### WHAT THIS TASK INVOLVES
Anywhere the string "Масштаб" shows up in the listing below, copy the line it is in.

### RECORDS FOR PROCESSING
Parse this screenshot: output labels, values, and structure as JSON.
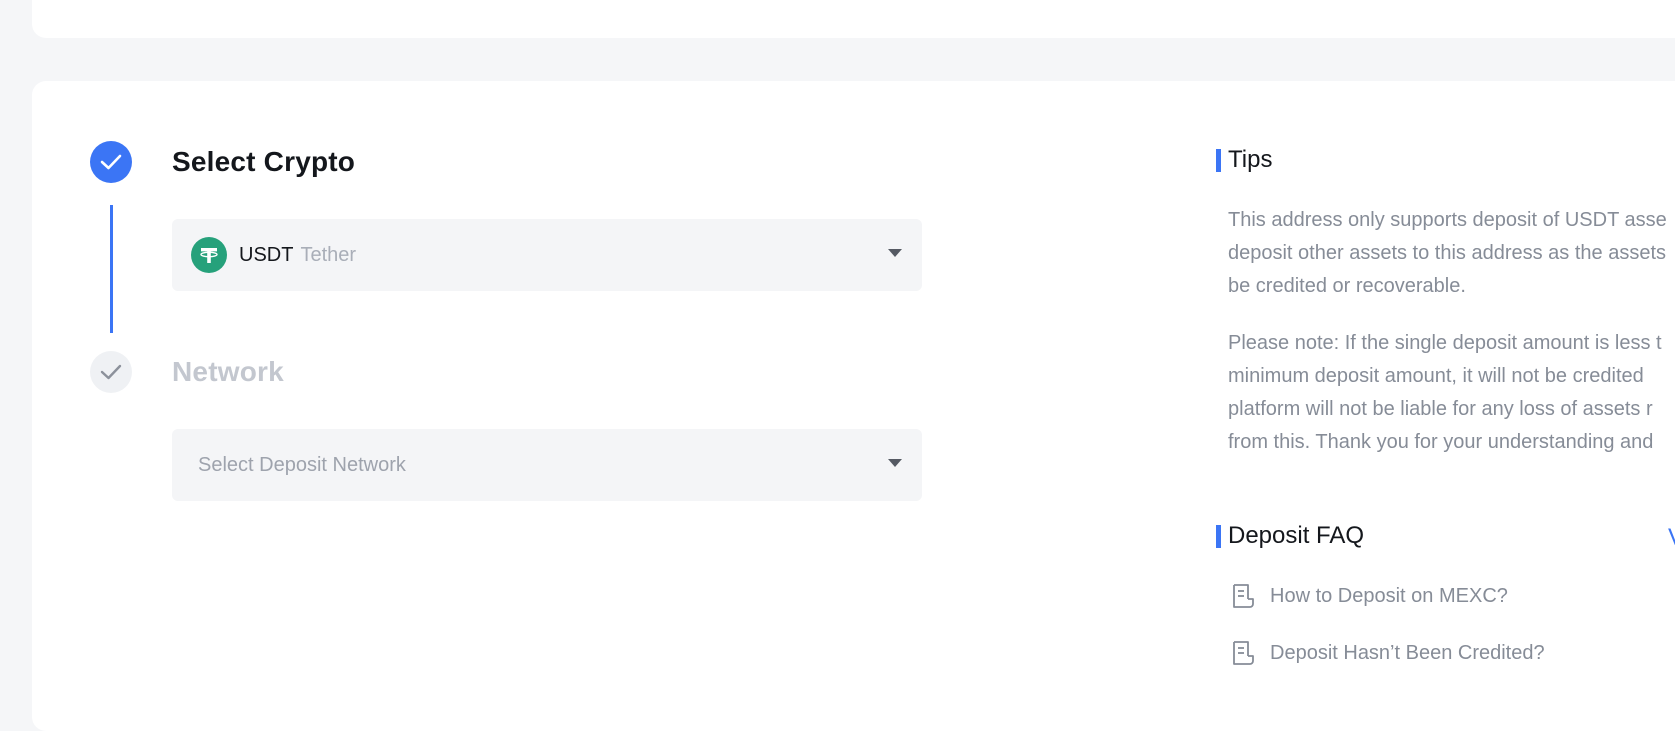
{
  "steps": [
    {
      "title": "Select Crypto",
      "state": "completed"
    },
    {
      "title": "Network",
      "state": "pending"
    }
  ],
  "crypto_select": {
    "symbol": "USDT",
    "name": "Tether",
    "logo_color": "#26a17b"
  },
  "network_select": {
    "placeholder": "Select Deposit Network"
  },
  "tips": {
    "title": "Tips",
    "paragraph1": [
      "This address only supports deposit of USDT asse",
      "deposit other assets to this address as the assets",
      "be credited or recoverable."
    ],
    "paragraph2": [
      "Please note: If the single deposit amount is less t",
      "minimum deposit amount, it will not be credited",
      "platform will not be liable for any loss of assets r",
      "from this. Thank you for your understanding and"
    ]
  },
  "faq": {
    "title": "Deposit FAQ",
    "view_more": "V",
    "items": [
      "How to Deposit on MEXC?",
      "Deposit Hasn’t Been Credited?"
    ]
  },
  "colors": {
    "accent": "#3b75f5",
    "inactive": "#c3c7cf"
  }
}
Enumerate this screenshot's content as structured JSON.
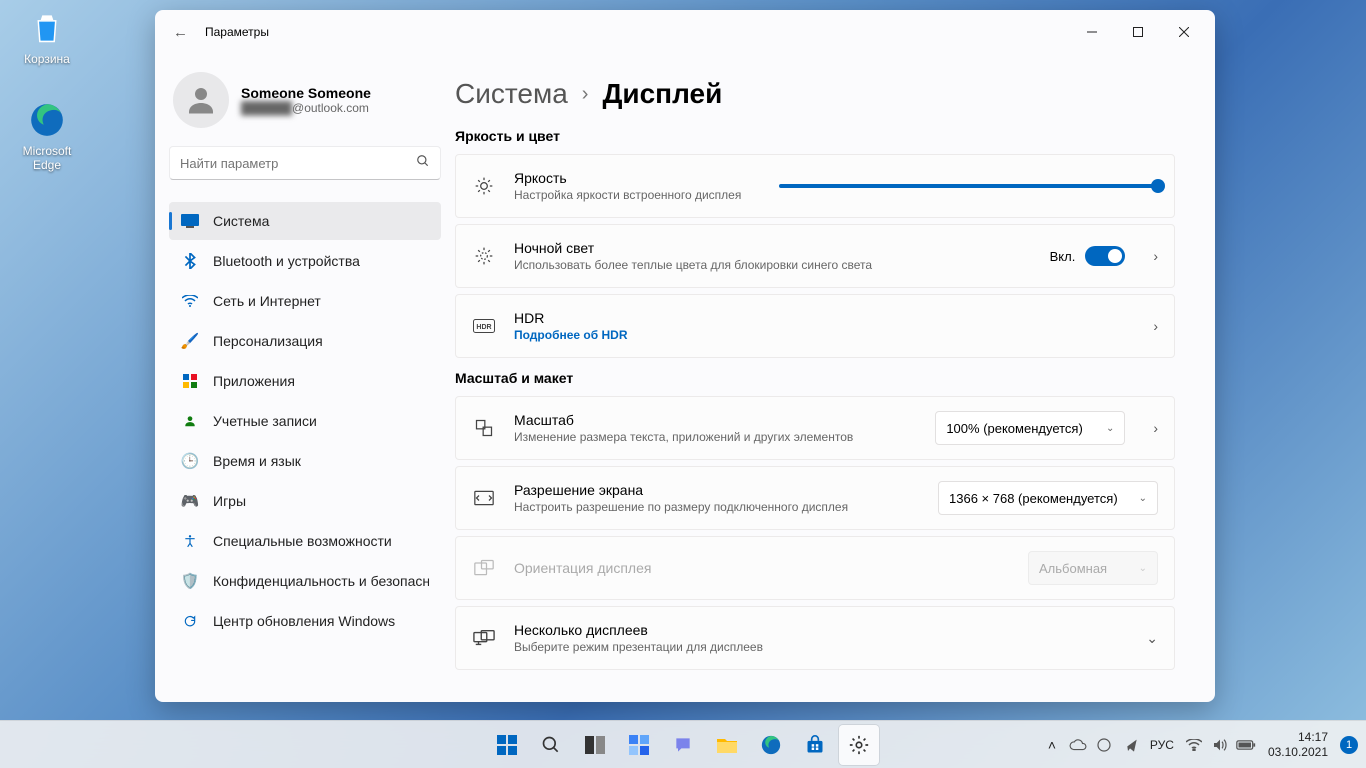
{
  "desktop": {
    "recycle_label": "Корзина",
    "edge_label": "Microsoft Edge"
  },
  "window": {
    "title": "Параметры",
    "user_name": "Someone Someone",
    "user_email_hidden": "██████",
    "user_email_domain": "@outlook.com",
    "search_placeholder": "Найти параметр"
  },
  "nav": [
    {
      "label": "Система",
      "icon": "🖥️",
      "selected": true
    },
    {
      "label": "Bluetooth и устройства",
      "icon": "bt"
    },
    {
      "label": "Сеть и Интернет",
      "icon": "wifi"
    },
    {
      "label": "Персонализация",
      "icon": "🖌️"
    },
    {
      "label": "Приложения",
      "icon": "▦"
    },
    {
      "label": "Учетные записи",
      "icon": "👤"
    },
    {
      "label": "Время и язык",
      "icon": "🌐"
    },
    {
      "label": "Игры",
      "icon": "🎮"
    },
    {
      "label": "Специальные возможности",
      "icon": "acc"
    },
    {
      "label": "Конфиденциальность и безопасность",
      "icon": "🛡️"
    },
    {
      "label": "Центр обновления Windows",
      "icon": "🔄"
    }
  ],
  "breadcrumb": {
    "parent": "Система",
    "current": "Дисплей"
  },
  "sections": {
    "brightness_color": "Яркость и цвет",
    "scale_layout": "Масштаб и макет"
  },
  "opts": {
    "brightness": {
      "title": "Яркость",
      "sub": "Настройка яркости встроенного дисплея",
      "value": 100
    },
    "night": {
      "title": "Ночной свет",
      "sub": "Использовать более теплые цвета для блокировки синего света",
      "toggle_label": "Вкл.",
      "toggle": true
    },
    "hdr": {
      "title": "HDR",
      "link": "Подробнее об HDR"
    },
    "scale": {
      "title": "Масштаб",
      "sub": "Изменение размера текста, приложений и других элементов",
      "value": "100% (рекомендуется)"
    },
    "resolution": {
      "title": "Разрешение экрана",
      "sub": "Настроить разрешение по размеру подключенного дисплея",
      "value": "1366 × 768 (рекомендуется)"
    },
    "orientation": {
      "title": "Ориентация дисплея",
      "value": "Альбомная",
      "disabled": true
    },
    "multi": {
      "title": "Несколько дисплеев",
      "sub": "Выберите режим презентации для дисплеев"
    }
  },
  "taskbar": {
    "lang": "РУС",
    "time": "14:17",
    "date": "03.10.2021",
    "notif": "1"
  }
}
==
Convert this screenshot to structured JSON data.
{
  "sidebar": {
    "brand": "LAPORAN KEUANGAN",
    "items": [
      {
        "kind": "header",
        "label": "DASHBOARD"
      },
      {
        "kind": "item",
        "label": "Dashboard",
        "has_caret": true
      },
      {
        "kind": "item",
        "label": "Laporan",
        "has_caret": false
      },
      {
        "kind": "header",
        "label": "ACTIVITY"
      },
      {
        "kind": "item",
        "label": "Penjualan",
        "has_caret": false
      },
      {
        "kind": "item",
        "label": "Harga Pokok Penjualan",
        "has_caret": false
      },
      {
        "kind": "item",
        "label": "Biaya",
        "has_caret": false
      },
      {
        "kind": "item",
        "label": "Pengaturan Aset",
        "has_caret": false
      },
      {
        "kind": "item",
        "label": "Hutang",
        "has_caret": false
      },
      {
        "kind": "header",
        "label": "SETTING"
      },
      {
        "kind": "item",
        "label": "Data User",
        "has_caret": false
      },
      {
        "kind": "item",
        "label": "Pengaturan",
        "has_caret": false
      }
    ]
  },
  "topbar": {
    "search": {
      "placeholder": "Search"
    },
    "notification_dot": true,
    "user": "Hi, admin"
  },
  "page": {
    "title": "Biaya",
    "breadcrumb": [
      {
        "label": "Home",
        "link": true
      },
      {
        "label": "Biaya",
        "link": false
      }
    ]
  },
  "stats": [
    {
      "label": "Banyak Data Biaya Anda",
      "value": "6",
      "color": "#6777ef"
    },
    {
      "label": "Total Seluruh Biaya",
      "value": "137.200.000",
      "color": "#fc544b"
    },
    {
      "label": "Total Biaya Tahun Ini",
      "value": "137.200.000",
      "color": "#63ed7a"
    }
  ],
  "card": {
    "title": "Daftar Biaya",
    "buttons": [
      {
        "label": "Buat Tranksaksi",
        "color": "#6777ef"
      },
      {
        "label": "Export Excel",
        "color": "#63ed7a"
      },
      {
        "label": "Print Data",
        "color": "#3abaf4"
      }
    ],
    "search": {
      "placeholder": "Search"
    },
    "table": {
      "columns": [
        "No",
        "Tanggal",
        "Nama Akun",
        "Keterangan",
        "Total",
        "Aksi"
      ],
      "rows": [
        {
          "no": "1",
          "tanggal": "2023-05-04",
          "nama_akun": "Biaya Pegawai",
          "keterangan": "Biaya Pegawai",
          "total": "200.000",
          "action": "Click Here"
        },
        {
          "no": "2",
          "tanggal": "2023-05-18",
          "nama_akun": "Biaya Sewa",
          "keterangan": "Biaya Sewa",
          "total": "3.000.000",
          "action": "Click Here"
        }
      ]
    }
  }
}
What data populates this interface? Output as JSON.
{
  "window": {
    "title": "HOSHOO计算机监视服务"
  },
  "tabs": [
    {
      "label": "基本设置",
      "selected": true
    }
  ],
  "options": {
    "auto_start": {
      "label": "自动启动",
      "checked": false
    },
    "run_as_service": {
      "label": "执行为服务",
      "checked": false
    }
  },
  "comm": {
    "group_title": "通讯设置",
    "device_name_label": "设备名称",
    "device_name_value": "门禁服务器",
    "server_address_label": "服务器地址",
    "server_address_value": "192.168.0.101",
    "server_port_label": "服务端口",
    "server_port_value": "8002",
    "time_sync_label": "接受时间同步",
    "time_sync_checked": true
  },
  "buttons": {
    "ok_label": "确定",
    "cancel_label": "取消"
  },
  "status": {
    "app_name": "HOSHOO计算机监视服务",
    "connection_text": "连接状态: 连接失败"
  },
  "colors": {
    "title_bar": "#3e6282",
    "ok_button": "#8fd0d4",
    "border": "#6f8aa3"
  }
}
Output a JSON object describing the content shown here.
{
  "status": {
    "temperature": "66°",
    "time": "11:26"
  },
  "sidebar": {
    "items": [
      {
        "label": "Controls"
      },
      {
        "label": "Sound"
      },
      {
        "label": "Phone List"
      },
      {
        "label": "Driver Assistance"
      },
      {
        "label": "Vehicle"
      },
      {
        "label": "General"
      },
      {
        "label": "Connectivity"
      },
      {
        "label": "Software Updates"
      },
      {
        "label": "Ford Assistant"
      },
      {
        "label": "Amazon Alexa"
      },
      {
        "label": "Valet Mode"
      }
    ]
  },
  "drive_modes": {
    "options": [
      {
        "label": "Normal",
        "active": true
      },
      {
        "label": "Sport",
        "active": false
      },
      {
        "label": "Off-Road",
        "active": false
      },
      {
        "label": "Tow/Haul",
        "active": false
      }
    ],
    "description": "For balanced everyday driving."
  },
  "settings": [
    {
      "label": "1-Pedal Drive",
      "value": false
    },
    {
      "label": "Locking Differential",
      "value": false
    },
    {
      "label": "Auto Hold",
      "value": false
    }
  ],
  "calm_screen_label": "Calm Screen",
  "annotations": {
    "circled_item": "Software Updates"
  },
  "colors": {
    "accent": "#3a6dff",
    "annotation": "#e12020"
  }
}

### RESPONSE TO THE EXERCISE
    "scale_layout": "Масштаб и макет"
      "title": "Масштаб",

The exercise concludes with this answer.